ABOUT THIS TASK: Your answer must consist of every line from the data below that includes the word "content".

Element data from apps and pages

--------------------------------

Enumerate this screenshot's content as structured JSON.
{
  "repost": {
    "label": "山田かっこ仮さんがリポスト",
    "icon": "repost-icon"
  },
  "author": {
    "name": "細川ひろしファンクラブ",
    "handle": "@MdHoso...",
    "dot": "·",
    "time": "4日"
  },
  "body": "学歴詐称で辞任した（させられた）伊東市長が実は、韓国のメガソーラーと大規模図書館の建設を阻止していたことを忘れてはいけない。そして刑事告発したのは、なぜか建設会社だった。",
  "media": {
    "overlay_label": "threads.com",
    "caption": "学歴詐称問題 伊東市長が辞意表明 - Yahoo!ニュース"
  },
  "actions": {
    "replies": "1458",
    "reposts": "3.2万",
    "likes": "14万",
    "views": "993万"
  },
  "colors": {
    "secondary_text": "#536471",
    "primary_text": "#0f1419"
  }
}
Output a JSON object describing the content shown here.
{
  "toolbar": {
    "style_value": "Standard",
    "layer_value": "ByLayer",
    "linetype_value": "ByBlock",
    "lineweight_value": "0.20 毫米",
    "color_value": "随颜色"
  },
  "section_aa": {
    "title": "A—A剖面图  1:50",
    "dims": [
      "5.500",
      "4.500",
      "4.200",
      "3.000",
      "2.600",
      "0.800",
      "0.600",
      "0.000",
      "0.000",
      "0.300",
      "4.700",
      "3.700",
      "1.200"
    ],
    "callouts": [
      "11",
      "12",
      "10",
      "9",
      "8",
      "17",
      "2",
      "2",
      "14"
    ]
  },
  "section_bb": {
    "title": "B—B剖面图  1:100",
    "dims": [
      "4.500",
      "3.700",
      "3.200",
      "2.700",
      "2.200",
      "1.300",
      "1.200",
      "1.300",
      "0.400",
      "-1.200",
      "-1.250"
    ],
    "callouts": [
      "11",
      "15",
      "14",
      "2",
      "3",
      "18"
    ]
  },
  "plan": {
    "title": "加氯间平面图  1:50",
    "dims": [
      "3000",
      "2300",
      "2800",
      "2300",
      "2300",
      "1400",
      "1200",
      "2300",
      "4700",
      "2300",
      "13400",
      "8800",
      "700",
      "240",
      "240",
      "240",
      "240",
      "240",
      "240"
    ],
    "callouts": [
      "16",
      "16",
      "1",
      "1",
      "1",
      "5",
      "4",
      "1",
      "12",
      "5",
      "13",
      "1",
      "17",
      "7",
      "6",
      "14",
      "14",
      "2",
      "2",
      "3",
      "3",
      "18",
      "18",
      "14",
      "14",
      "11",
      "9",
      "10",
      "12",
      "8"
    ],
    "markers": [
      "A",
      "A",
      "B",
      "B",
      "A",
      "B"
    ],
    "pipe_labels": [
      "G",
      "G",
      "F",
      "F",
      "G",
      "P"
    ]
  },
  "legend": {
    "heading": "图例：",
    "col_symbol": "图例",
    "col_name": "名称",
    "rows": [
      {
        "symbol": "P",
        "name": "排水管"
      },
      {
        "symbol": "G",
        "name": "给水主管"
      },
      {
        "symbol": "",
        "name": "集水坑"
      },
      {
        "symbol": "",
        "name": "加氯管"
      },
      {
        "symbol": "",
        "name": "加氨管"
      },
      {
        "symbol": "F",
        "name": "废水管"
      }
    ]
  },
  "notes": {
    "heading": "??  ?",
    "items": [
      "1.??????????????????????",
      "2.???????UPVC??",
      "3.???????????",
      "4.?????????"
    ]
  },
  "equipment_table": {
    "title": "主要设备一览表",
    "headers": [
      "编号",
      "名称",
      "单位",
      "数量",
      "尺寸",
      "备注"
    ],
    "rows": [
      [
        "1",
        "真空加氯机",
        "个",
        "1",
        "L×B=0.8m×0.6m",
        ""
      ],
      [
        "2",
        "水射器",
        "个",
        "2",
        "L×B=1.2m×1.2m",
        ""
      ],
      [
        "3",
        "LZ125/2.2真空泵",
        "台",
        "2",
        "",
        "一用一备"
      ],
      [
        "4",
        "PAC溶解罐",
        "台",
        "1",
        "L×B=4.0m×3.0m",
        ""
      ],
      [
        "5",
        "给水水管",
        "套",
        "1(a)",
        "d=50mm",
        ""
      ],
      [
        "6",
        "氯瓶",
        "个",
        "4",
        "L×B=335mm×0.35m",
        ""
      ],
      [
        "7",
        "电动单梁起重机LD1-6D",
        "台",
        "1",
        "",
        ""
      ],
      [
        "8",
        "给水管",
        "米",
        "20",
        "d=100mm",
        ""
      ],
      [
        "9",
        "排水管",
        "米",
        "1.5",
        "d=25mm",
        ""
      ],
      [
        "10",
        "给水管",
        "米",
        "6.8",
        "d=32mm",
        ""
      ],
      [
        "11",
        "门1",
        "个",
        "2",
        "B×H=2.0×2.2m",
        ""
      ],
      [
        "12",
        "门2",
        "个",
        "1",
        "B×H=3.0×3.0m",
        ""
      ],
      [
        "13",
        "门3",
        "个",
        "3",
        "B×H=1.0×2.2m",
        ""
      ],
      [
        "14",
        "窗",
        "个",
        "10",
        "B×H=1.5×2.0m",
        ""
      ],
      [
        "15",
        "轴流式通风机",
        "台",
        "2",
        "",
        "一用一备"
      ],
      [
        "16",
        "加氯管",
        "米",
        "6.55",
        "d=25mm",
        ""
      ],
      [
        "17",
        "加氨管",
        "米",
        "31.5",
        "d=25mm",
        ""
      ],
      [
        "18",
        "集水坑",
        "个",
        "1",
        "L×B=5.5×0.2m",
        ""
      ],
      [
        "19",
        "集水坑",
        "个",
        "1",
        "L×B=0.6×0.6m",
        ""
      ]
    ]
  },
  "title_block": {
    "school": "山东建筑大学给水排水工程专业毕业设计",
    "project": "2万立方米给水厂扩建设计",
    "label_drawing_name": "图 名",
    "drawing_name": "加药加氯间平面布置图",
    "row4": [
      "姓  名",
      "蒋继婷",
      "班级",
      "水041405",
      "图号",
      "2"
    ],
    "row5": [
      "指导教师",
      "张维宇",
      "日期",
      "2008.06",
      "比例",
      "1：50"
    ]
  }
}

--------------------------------

FINAL ANSWER:
Enumerate this screenshot's content as structured JSON.
Output a JSON object describing the content shown here.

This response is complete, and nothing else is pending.